Your brand’s most loyal fans are valueless if you aren’t using them to reach new audiences.
Having them around might make you feel warm and fuzzy, but in terms of growth, they’re a load of zeros. Why? Because they’re what content marketers call your first circle – people that your brand has so thoroughly captured that you cannot expect them to increase their purchasing or engagement any further. They’re lovely people, and were, perhaps, some of your first customers, but from a marketing perspective, it’s time to move on.
Move on to where, though?
Circles two and three.
The good news about circle two is that, through circle one, you’ve already engaged with most of them. This is because circle two consists largely of people who interact with circle one. They’re the friends, family and co-workers of your first circle, but unlike circle one, they aren’t customers. At least not yet.
In order to connect with circle two, you have to keep circle one happy. The righteous anger of a scorned first circler can turn their entire social network off your brand. In addition to pleasing circle one, you must also create content that appeals to brand outsiders, such as those in circle two. Circle one, out of loyalty, will push this content to circle two, even though it’s not particularly relevant to circle one themselves.
As long as your first circle remains loyal, it’s virtually certain that circle two will see your content. They might even become customers, but this is not necessarily a given as they have already been exposed to your brand through the first circle and if they were going to buy, they would likely have done so already. However, they are the primary route to the all-important third circle.
The third circle consists of potential customers who have never been exposed to your content. They are not subscribed to any of your social media outlets and can only be reached through the second circle.
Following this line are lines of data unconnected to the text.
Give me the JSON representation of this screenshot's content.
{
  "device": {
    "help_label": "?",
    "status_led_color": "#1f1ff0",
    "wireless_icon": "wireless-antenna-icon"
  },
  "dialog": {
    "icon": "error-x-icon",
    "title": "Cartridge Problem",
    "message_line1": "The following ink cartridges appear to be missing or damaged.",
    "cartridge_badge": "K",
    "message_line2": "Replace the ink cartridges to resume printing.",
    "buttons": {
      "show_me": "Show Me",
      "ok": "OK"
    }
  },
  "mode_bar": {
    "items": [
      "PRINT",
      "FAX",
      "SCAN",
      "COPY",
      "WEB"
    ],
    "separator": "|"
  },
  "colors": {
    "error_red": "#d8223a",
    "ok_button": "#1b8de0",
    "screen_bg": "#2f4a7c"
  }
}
Put another way, they are the social connections (family, co-workers, etc.) of circle two. Once again, content that appeals to outsiders is required if circle two is to be counted on to spread the word. The majority of new customers that your content marketing generates will come from the third circle.
In light of this, a good content marketer will provide their audience with two types of content. The first type tightens the bonds between your brand and the first circle; the second targets those who have not yet bought your product and may have very little industry knowledge.
For the first type, good content should explore the deeper features of your product, acting almost as a form of customer service or training. For the second type, your content should explain not only your product but also the industry in which it exists. This content is for people who know they have a need, but aren’t sure what that need is, let alone how it should be filled.